rock may help to maintain the hard alkaline water which is

Biology preferred, even in soft water areas. Compatibility

The tank should be large enough to house each species to be kept Malawi cichlids should not be added to a community set-up
There are 13 genera into which the Malawi cichlids can be
in a ratio of 1:2/3 (male:female). This prevents the males from due to their aggressive nature. They need to be kept in
placed. All of these fish are somewhat aggressive although this
harassing a single female. If juveniles are bought it may be difficult cichlid-only tanks. Other possible tank mates could include
varies from species to species.
to sex the fish. Ask your OATA retailer for advice. catfish of the Synodontis catfish family. These catfish originate
from similar waters as Malawi cichlids and will adapt well to the
The size range of this group is reasonably large, however
depending upon the aquarium into which they are to be
housed, there is generally a Malawi which would be
Maintenance same water conditions. While originating from a different
continent, common plecs and bristlenoses may also be
At least once every two weeks a partial water change of 25 to 30% compatible in a Malawi cichlid tank.
appropriate. They can grow to between 5 to 20cm.
is strongly recommended (a siphon device is useful to remove waste
from the gravel). The water should be tested regularly to ensure When stocking your cichlid aquarium try to introduce a small
Many of these fish show colour differences between the sexes.
that pollutants such as ammonia and nitrites do not build up. group of fish. This can help prevent one or two individuals
The males are often brightly coloured and females slightly
Ensure you either allow the replacement water to stand or aerate it becoming territorial over the entire tank. If you do want to add
duller. In some species, egg spots can be found on the anal fin

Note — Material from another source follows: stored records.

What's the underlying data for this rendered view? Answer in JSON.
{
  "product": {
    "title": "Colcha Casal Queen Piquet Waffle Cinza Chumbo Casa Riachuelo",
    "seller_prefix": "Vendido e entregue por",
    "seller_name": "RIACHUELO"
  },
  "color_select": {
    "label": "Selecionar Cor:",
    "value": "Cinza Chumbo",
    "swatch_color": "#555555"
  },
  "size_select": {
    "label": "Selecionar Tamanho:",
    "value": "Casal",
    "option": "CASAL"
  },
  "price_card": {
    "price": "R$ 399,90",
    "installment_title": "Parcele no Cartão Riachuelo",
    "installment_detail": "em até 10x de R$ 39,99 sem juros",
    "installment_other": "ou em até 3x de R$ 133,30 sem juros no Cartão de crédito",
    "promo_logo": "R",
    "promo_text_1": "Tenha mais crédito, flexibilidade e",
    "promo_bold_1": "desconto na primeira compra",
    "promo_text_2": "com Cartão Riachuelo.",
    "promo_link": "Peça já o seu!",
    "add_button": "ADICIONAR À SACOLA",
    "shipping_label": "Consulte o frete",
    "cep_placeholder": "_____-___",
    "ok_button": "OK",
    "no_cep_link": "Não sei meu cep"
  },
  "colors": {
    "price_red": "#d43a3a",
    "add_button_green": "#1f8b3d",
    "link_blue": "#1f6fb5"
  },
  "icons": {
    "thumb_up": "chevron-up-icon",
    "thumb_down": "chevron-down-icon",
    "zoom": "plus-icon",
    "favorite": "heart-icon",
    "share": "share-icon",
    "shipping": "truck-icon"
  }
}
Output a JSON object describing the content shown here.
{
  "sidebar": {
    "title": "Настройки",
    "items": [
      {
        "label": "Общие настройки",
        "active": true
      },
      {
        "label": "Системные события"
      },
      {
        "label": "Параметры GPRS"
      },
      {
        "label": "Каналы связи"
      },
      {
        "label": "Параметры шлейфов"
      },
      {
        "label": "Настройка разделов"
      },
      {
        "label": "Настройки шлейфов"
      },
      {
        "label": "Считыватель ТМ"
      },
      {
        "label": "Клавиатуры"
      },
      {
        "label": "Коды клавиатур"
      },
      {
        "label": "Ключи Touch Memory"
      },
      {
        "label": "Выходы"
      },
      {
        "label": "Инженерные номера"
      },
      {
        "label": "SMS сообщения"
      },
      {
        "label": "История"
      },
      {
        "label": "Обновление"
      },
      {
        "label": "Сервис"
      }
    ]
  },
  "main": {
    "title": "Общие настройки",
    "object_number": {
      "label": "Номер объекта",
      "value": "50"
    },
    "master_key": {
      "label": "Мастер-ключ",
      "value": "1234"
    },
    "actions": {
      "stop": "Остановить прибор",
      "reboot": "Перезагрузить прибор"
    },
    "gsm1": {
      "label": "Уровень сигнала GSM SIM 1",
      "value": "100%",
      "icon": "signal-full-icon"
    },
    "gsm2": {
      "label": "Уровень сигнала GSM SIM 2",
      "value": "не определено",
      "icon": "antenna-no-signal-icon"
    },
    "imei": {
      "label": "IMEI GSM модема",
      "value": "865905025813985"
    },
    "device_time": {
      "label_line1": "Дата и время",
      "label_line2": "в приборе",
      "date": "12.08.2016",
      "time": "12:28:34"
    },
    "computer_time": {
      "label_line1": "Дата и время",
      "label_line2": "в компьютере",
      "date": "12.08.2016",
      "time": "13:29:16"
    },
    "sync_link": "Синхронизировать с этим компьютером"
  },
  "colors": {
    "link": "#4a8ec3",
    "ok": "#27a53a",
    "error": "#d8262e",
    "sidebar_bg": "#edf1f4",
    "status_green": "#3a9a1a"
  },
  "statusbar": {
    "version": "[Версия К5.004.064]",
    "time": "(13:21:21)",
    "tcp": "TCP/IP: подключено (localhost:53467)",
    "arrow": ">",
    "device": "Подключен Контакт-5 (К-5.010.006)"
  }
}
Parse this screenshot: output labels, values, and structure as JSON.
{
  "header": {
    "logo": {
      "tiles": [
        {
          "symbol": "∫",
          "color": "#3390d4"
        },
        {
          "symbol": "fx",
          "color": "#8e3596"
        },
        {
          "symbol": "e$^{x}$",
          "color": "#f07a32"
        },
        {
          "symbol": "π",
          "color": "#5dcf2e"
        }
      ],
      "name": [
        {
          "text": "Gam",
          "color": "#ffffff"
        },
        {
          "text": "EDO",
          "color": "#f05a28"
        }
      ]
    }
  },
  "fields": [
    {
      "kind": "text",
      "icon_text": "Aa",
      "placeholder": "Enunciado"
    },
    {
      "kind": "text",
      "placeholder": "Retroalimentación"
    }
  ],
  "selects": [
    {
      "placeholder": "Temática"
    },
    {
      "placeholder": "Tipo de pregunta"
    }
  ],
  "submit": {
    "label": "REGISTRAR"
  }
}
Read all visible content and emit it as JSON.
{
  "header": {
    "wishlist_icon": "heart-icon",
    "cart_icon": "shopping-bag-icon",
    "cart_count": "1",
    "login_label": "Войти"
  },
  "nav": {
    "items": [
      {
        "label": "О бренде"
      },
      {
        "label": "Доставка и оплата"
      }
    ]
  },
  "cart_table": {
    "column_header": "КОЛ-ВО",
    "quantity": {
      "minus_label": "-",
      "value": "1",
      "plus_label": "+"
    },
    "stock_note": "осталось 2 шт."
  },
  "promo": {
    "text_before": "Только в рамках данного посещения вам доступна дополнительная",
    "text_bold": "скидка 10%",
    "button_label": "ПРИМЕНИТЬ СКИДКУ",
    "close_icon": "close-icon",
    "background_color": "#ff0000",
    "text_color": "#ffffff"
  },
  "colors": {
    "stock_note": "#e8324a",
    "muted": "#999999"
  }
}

to remove any chlorine present. Ideally treat all replacement water more at a later date, try rearranging the décor (rock and caves)
of the males. Juveniles do not always show differences,
with tap water conditioner before adding to the aquarium. soon after the new fish are added. This means that the fish have
sometimes you need to wait until the fish are adult before
to concentrate in establishing new territories and reduces
accurate sexing can occur.
Filters should be checked for clogging and blockages. If the filter fighting.
needs cleaning then do not run it under the tap as any chlorine
This group of fish are mouth brooders, the female or male
(species dependant) will carry the fry in his/her mouth until present may kill the beneficial bacterial population that has
they are large enough to feed. established in the media. Instead, it can be rinsed in the tank water
which is removed during a partial water change as this reduces the Some Malawi Cichlids can be bred in an aquarium. They are
amount of bacteria which are lost. mouth brooders which is different to many other tropical
In good water quality and without ailments, these fish can
species, making breeding a rewarding challenge. Malawis will
thrive for many years in an aquarium.
Good husbandry is essential as these fish can be stressed by even successfully breed in a tank with other fish and if there are
the smallest amounts of ammonia and nitrite. Test the water to plenty of hiding places, some of the fry may survive.
monitor the ammonia, nitrite and nitrate levels every week,
especially during initial set-up and after adding extra fish. A male will usually exhibit bright colours and show digging
behaviour before spawning occurs. The female will hold the
fertilised eggs in her mouth for between 21 to 40 days. The fry,
when released, are larger than most other fry and can feed